Who qualifies as a “refugee”
Who is a “refugee”?
You might be recognised as a refugee if:
- you’re outside your country of nationality or habitual residence because you have a well-founded fear of being persecuted because of your race, religion, nationality, social group, or political opinion, and
- you’re unable, or because of that fear, unwilling, to return to that country.
Who is a “protected person”?
You might be granted “protected person” status if you’re in danger of being killed, tortured, or ill-treated if you’re deported from New Zealand.
Immigration New Zealand will decide your claim on the basis of whether you should be recognised as a protected person under either of the following international conventions:
- Convention Against Torture – You’re a “protected person” under this Convention if there are substantial grounds for believing you’d be in danger of being tortured if you were deported back to your country of origin.
- Covenant on Civil and Political Rights – You’re a “protected person” under this Covenant if there are substantial grounds for believing you’d be in danger of being arbitrarily killed or subjected to cruel, inhuman, or degrading treatment or punishment if you were deported back to your country of origin.

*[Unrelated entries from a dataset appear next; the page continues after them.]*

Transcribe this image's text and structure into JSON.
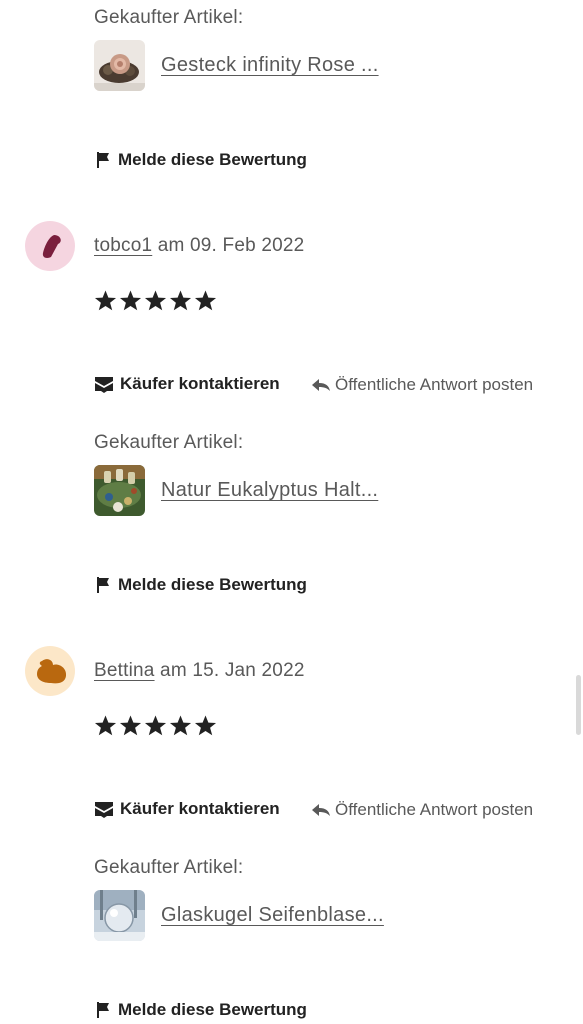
{
  "purchased_label": "Gekaufter Artikel:",
  "report_label": "Melde diese Bewertung",
  "contact_label": "Käufer kontaktieren",
  "reply_label": "Öffentliche Antwort posten",
  "date_prefix": "am",
  "reviews": [
    {
      "item_title": "Gesteck infinity Rose ..."
    },
    {
      "reviewer": "tobco1",
      "date": "09. Feb 2022",
      "rating": 5,
      "avatar_color": "#f5d5e0",
      "avatar_icon_color": "#7a1f3d",
      "item_title": "Natur Eukalyptus Halt..."
    },
    {
      "reviewer": "Bettina",
      "date": "15. Jan 2022",
      "rating": 5,
      "avatar_color": "#fce7c8",
      "avatar_icon_color": "#b9680f",
      "item_title": "Glaskugel Seifenblase..."
    }
  ],
  "colors": {
    "text": "#222222",
    "muted": "#595959",
    "background": "#ffffff"
  }
}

When Immigration NZ is deciding whether you should be recognised as a protected person, they have to take into account whether in your country of origin there is a consistent pattern of gross, flagrant, or mass violations of human rights.